She did, however, learn about the penis and scrotum.

How does a Jewish faith school approach sex education? “Judaism has an interesting insight into sex,” she says, “it’s not against sexual pleasure but it has to be within marriage, so because we were teenagers and not married, they would gloss over it.”

Why did Florence’s school think it was fine to show a penis and scrotum to its students but avoid female anatomy?  Florence thinks that, because we don’t tend to see vulvas portrayed in the media or spoken about in sex education, the only time we might see one is if we’re going to have sex with it (or if we’re looking at our own).

“Vulvas are scary!” Florence says, “people look at them and there’s instantly a sexual element to it because the only reason you’d see one is in a sexual situation. I think a lot of people still associate vulvas with sex and all these sorts of things.”

Where does this sense of stigma come from? “So there’s this thing called the patriarchy,” Florence laughs, “and one of the best ways to control a person is to control their body. This shaming our bodies is one of the top ways of controlling women.”

How Can Sex Education Be Improved?

Teachers and parents may feel awkward or uncomfortable talking about sexual pleasure with teenage students, but this discussion can pave the way to a better understanding of consent and healthy romantic relationships.

“I think the top thing we need to talk about is one of the main reasons people have sex and that’s for pleasure. I think we need to be more honest about that fact,” she says.

“If you’re coming into a discussion about consent with the idea that sex is for pleasure,” she continues, “then if you don’t have consent it’s not pleasurable. It’s a good gateway into so many different issues that we need to talk about.”

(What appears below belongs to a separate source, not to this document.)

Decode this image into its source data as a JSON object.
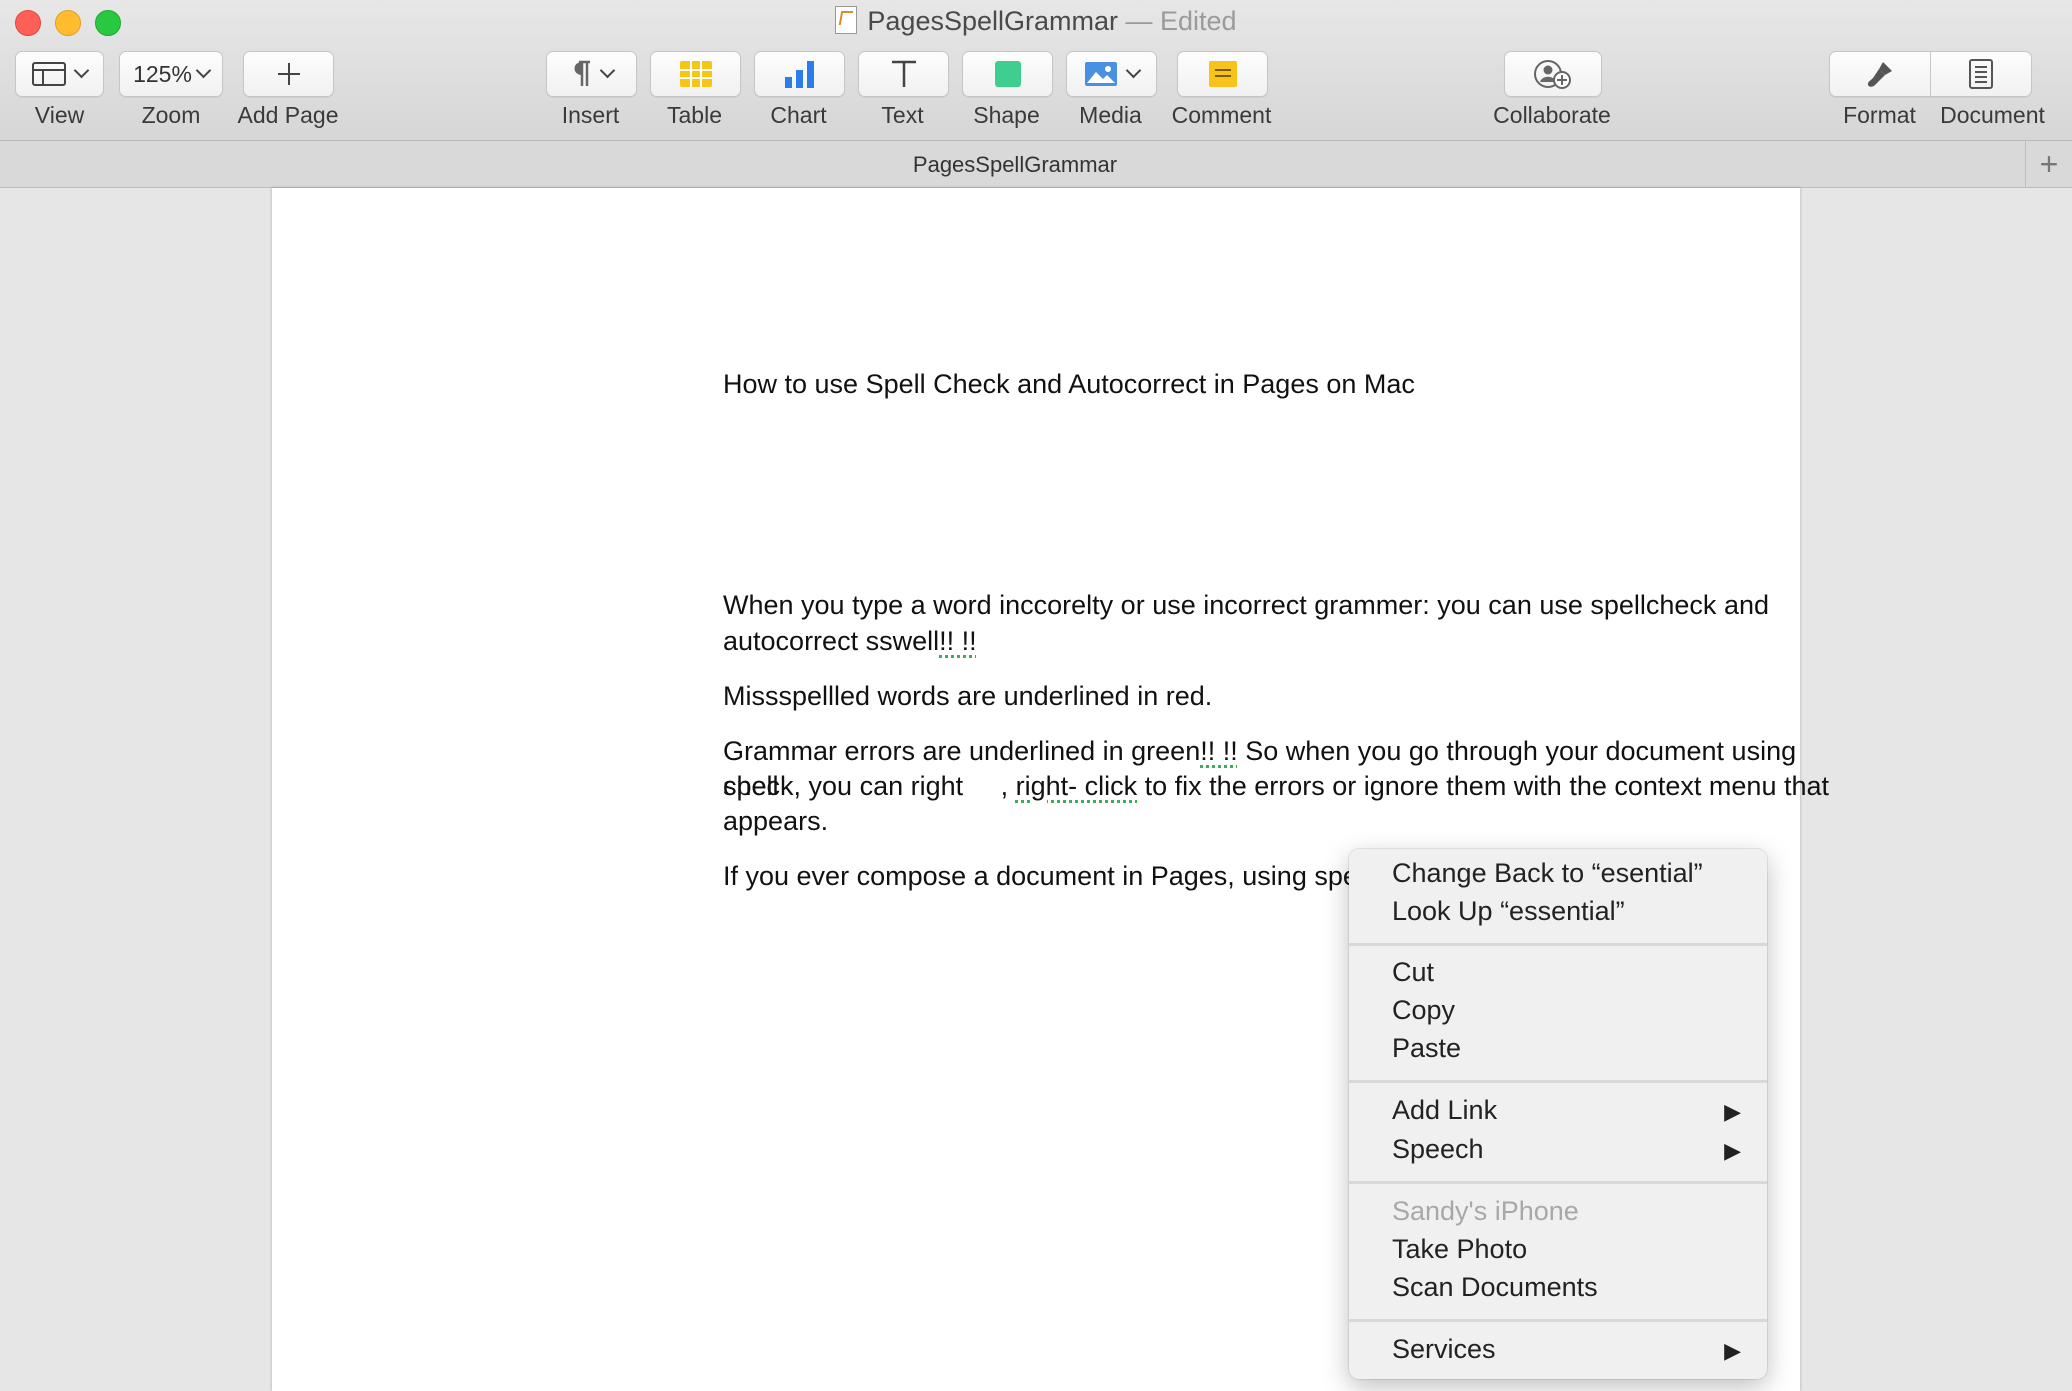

Why Is The Morning After Pill Stigmatised?

ellaOne’s #MyMorningAfter campaign wants to end the stigma around emergency contraception by spreading accurate information, showcasing how diverse people’s experiences with this product are and, most importantly, by starting a conversation to bring this topic out into the open.

“I had to take emergency contraception once in my life and it was like the scariest thing I’ve ever done. I didn’t know what was happening,” Florence says.

“I had to go into a private room with a pharmacist and he had to ask me questions and then he was like ‘be careful, it might make you sick in the next two hours and if you throw up then you have to come back because it won’t work,” she continues.

“I was so scared about what I would say if it doesn’t work, what if I got pregnant and had to get an abortion. There were so many unanswered questions because I hadn’t talked about it with anyone,” she continues.

Why is taking the morning after pill stigmatised? “There’s this idea that if you’re taking emergency contraception it’s because you were careless or because you were drunk,” says Florence, “when actually that’s not the case most of the time. Most often, we use emergency contraception because our regular form of contraception didn’t work.”

How Do We End The Stigma Around The Morning After Pill? By Talking About It!

Pretending something doesn’t exist and keeping it hidden away leads to stigma, shame and misinformation. If we are going to destigmatize emergency contraception, we need to talk about it.

This can be through sharing your morning after story on this website, joining the conversation on social, or simply bringing it up with your friends.

“I found, when I had taken emergency contraception, I would mention it in conversations and then another friend would be like ‘Oh my god yeah I took that and this happened to me’ and suddenly everyone’s sharing their stories,” says Florence,”we realised it was something that as a group of friends we hadn’t talked about.”

“It was really surprising to me how many of my friends had taken it,” she continues, “that conversation would have never happened if I hadn’t brought it up. I think it’s just about normalising the conversation on a small level and you’ll see it ripple through”

*Florence Schechter does not endorse any brands or products.

By: Sophia Moss

ellaOne® 30mg film-coated tablet contains ulipristal acetate and is indicated for emergency contraception within 120 hours (5 days) of unprotected sex or contraceptive failure. Always read the label.